[[ Material for this task, beginning ]]

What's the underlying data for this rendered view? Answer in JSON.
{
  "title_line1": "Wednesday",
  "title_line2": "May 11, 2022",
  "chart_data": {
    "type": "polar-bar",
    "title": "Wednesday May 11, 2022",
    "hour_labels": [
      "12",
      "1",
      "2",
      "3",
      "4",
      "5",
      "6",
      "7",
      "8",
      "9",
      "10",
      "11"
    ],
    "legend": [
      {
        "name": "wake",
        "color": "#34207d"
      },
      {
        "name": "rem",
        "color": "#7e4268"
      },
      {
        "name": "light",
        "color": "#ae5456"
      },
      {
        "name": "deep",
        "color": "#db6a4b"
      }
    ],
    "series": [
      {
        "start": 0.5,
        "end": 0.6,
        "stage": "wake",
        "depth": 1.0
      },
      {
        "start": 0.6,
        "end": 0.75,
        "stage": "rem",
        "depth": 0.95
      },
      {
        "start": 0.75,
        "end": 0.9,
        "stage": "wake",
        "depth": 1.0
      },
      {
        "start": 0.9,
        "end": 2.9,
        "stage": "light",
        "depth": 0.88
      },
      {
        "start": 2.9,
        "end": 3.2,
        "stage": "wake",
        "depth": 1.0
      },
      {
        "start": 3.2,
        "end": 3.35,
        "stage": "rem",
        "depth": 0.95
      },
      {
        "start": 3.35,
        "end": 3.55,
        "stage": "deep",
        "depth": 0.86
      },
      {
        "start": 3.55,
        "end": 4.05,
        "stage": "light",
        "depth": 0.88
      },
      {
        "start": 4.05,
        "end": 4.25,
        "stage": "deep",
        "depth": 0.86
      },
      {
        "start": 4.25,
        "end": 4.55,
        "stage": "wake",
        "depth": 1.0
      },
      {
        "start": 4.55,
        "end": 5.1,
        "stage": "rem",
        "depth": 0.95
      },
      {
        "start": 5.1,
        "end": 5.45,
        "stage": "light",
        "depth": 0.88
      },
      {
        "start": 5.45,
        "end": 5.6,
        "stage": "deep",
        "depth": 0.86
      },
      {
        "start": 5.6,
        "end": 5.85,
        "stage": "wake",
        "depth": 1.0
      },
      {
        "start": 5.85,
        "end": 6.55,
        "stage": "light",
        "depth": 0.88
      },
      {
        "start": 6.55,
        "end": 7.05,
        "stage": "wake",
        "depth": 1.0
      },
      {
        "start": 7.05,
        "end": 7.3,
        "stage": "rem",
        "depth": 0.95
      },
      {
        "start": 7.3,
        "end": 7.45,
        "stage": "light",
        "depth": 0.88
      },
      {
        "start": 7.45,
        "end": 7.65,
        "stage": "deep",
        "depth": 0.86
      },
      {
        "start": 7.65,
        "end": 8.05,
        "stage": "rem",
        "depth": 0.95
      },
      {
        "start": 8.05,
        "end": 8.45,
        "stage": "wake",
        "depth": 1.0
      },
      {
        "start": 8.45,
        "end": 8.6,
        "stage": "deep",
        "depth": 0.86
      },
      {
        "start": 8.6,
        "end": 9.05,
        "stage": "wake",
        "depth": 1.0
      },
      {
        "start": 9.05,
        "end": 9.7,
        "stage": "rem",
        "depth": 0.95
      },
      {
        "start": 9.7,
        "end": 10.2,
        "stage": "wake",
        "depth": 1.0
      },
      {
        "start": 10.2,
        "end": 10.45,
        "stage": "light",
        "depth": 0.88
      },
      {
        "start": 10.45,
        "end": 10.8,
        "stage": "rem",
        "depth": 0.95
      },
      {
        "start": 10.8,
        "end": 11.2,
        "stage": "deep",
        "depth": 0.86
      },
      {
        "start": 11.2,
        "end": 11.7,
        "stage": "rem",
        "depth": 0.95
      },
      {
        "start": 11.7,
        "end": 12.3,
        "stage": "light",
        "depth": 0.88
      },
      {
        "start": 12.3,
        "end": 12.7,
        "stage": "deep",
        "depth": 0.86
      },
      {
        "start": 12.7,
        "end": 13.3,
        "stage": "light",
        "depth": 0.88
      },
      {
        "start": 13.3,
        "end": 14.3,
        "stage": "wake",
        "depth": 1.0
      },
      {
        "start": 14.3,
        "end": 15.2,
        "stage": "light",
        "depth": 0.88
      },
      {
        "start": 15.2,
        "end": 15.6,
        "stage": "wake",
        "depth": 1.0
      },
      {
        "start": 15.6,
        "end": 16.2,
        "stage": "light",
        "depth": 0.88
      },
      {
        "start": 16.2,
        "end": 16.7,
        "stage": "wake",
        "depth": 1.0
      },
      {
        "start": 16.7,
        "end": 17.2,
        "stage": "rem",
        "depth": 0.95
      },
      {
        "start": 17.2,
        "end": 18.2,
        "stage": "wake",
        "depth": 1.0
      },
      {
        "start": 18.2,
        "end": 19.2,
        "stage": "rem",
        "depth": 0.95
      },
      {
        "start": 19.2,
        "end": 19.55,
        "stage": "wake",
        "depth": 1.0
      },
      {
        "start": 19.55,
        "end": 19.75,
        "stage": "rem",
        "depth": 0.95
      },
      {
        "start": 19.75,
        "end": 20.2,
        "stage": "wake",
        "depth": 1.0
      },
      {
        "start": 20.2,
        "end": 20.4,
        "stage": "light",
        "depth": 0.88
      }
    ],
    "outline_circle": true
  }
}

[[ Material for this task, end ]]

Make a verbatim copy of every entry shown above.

What's the underlying data for this rendered view? Answer in JSON.
{
  "title_line1": "Wednesday",
  "title_line2": "May 11, 2022",
  "chart_data": {
    "type": "polar-bar",
    "title": "Wednesday May 11, 2022",
    "hour_labels": [
      "12",
      "1",
      "2",
      "3",
      "4",
      "5",
      "6",
      "7",
      "8",
      "9",
      "10",
      "11"
    ],
    "legend": [
      {
        "name": "wake",
        "color": "#34207d"
      },
      {
        "name": "rem",
        "color": "#7e4268"
      },
      {
        "name": "light",
        "color": "#ae5456"
      },
      {
        "name": "deep",
        "color": "#db6a4b"
      }
    ],
    "series": [
      {
        "start": 0.5,
        "end": 0.6,
        "stage": "wake",
        "depth": 1.0
      },
      {
        "start": 0.6,
        "end": 0.75,
        "stage": "rem",
        "depth": 0.95
      },
      {
        "start": 0.75,
        "end": 0.9,
        "stage": "wake",
        "depth": 1.0
      },
      {
        "start": 0.9,
        "end": 2.9,
        "stage": "light",
        "depth": 0.88
      },
      {
        "start": 2.9,
        "end": 3.2,
        "stage": "wake",
        "depth": 1.0
      },
      {
        "start": 3.2,
        "end": 3.35,
        "stage": "rem",
        "depth": 0.95
      },
      {
        "start": 3.35,
        "end": 3.55,
        "stage": "deep",
        "depth": 0.86
      },
      {
        "start": 3.55,
        "end": 4.05,
        "stage": "light",
        "depth": 0.88
      },
      {
        "start": 4.05,
        "end": 4.25,
        "stage": "deep",
        "depth": 0.86
      },
      {
        "start": 4.25,
        "end": 4.55,
        "stage": "wake",
        "depth": 1.0
      },
      {
        "start": 4.55,
        "end": 5.1,
        "stage": "rem",
        "depth": 0.95
      },
      {
        "start": 5.1,
        "end": 5.45,
        "stage": "light",
        "depth": 0.88
      },
      {
        "start": 5.45,
        "end": 5.6,
        "stage": "deep",
        "depth": 0.86
      },
      {
        "start": 5.6,
        "end": 5.85,
        "stage": "wake",
        "depth": 1.0
      },
      {
        "start": 5.85,
        "end": 6.55,
        "stage": "light",
        "depth": 0.88
      },
      {
        "start": 6.55,
        "end": 7.05,
        "stage": "wake",
        "depth": 1.0
      },
      {
        "start": 7.05,
        "end": 7.3,
        "stage": "rem",
        "depth": 0.95
      },
      {
        "start": 7.3,
        "end": 7.45,
        "stage": "light",
        "depth": 0.88
      },
      {
        "start": 7.45,
        "end": 7.65,
        "stage": "deep",
        "depth": 0.86
      },
      {
        "start": 7.65,
        "end": 8.05,
        "stage": "rem",
        "depth": 0.95
      },
      {
        "start": 8.05,
        "end": 8.45,
        "stage": "wake",
        "depth": 1.0
      },
      {
        "start": 8.45,
        "end": 8.6,
        "stage": "deep",
        "depth": 0.86
      },
      {
        "start": 8.6,
        "end": 9.05,
        "stage": "wake",
        "depth": 1.0
      },
      {
        "start": 9.05,
        "end": 9.7,
        "stage": "rem",
        "depth": 0.95
      },
      {
        "start": 9.7,
        "end": 10.2,
        "stage": "wake",
        "depth": 1.0
      },
      {
        "start": 10.2,
        "end": 10.45,
        "stage": "light",
        "depth": 0.88
      },
      {
        "start": 10.45,
        "end": 10.8,
        "stage": "rem",
        "depth": 0.95
      },
      {
        "start": 10.8,
        "end": 11.2,
        "stage": "deep",
        "depth": 0.86
      },
      {
        "start": 11.2,
        "end": 11.7,
        "stage": "rem",
        "depth": 0.95
      },
      {
        "start": 11.7,
        "end": 12.3,
        "stage": "light",
        "depth": 0.88
      },
      {
        "start": 12.3,
        "end": 12.7,
        "stage": "deep",
        "depth": 0.86
      },
      {
        "start": 12.7,
        "end": 13.3,
        "stage": "light",
        "depth": 0.88
      },
      {
        "start": 13.3,
        "end": 14.3,
        "stage": "wake",
        "depth": 1.0
      },
      {
        "start": 14.3,
        "end": 15.2,
        "stage": "light",
        "depth": 0.88
      },
      {
        "start": 15.2,
        "end": 15.6,
        "stage": "wake",
        "depth": 1.0
      },
      {
        "start": 15.6,
        "end": 16.2,
        "stage": "light",
        "depth": 0.88
      },
      {
        "start": 16.2,
        "end": 16.7,
        "stage": "wake",
        "depth": 1.0
      },
      {
        "start": 16.7,
        "end": 17.2,
        "stage": "rem",
        "depth": 0.95
      },
      {
        "start": 17.2,
        "end": 18.2,
        "stage": "wake",
        "depth": 1.0
      },
      {
        "start": 18.2,
        "end": 19.2,
        "stage": "rem",
        "depth": 0.95
      },
      {
        "start": 19.2,
        "end": 19.55,
        "stage": "wake",
        "depth": 1.0
      },
      {
        "start": 19.55,
        "end": 19.75,
        "stage": "rem",
        "depth": 0.95
      },
      {
        "start": 19.75,
        "end": 20.2,
        "stage": "wake",
        "depth": 1.0
      },
      {
        "start": 20.2,
        "end": 20.4,
        "stage": "light",
        "depth": 0.88
      }
    ],
    "outline_circle": true
  }
}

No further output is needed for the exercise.